The Financial Services Regulatory Authority of Ontario announced on Oct. 1 that drivers in the province have been eligible to get $1 billion in relief from insurers — up about $300 million from its last update in May.
That means the average Ontario driver received a discount of about 7%. (FSRA said relief was made available to about 90% of the province’s 6.6-million drivers.)
“That’s a significant amount,” Justin Thouin, co-founder and CEO of LowestRates.ca, told Canadian Underwriter about the FSRA data. “We know that insurance companies are giving back significant funds to drivers.”
Insurance Bureau of Canada said a summer survey showed insurers offered more than $1 billion in personal and commercial insurance premium relief as of June, as well as almost $200 million in deferred premiums. Updated data is expected to be available soon, a spokesperson noted.
“This is real, tangible support for Canadians who are focused on supporting their families and businesses during this uncertain time,” IBC told Canadian Underwriter. “Insurers continue to make decisions based on the needs and situations of their customers throughout this transitional period.”
Although no new, additional relief measures are expected in the immediate future, most insurers contacted by Canadian Underwriter said they are still working with clients, either directly or through their broker partners, to provide assistance where needed.
Intact Insurance, for example, said it wound down its program in the summer — July 31 was the last day for a customer to request a premium adjustment that would be valid for 90 days after the request was processed. Theoretically, even if the request was submitted by July 31, but it wasn’t processed until Aug. 10, it would be valid for 90 days after the Aug. 10 processing date.
“We remain committed to offering flexibility for customers who are most vulnerable due to COVID-19,” Intact told Canadian Underwriter in a statement. “We will continue to offer flexibility for these customers on a case-by-case basis.”
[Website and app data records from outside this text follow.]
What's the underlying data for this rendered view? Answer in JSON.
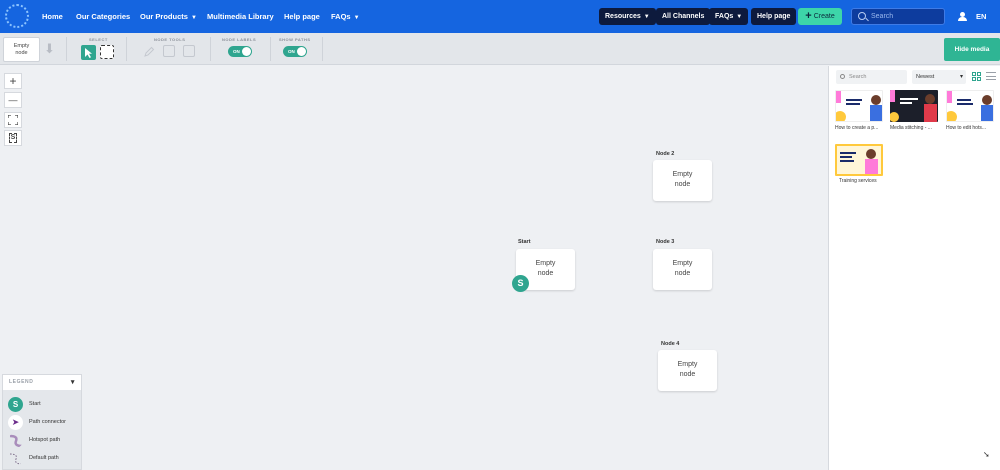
{
  "nav": {
    "links": [
      "Home",
      "Our Categories",
      "Our Products",
      "Multimedia Library",
      "Help page",
      "FAQs"
    ],
    "pills": [
      "Resources",
      "All Channels",
      "FAQs",
      "Help page"
    ],
    "create_label": "Create",
    "search_placeholder": "Search",
    "language": "EN"
  },
  "toolbar": {
    "empty_node_label": "Empty node",
    "groups": {
      "select": "SELECT",
      "node_tools": "NODE TOOLS",
      "node_labels": "NODE LABELS",
      "show_paths": "SHOW PATHS"
    },
    "node_labels_toggle": "ON",
    "show_paths_toggle": "ON",
    "hide_media_label": "Hide media"
  },
  "canvas": {
    "zoom_in": "+",
    "zoom_out": "—",
    "nodes": [
      {
        "label": "Node 2",
        "text": "Empty node"
      },
      {
        "label": "Start",
        "text": "Empty node"
      },
      {
        "label": "Node 3",
        "text": "Empty node"
      },
      {
        "label": "Node 4",
        "text": "Empty node"
      }
    ],
    "start_badge": "S"
  },
  "legend": {
    "title": "LEGEND",
    "items": [
      "Start",
      "Path connector",
      "Hotspot path",
      "Default path"
    ]
  },
  "media": {
    "search_placeholder": "Search",
    "sort": "Newest",
    "items": [
      "How to create a p...",
      "Media stitching - ...",
      "How to edit hots...",
      "Training services"
    ]
  },
  "colors": {
    "nav_bg": "#1565e0",
    "accent": "#2fa58f",
    "pill_bg": "#0d1a3d"
  }
}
Aviva Canada reported that its Stay-At-Home endorsement remains in effect and has no expiry. “Customers simply need to inform us through their insurance brokers or agents when they intend to start using their vehicle again and the endorsement will be removed,” the company said.
Aviva did note that it placed a 90-day expiration on discounted premiums. However, if a policyholder’s driving habits did not change after those 90 days, they can have their policy re-rated.
CAA pointed out that it gave a 10% reduction on home and auto policies for the entire term — so upwards of 12 months — and was the only company to do so.
Travelers Canada confirmed no additional premium credits were expected, but would let Canadian Underwriter know of any changes. Aviva said it was in contact with regulators and provincial governments in regard to future relief measures.
“We have no new relief measures to report from our last update, but continue to monitor the situation and are working closely with our broker partners to support our customers in any way that we can,” a Northbridge spokesperson told Canadian Underwriter.
As for other measures like waiving non-sufficient funds fees, offering flexible payments and offering grace periods, most are still currently in place; however, some insurers are requesting clients to contact them or their broker for details.
“We continue to provide flexible payment options, including payment deferrals, waived NSF fees, and adjustments to payment frequency and methods,” Economical said in a statement to Canadian Underwriter. “Additionally, customers always have the option to change their coverage if they are driving less or not driving at all. “
Wawanesa told Canadian Underwriter that it encourages “policyholders to speak with their insurance broker, who can walk them through the many options we have put in place to help them save money during this time.”
The Ontario Mutual Insurance Association noted that while most measures are still in place, some member companies may be transitioning to a more “business as usual” approach.
The Commonwell Mutual Insurance Group confirmed that it has removed all of its temporary measures and returned to normal business processes. However, “We have enabled agility within our organization to quickly respond and be pro-active to changes in the market to ensure our members are supported through these times,” the company noted.
Desjardins said that while it, too, is offering flexibility for clients suffering hardships, it’s also continuing to offer temporary auto insurance coverage for deliveries for no additional premium. And for those working from home, Desjardins is still offering increased coverage of $10,000 for losses affecting home-based business property, such as a new computer or chair.
Feature image by iStock.com/Pheelings Media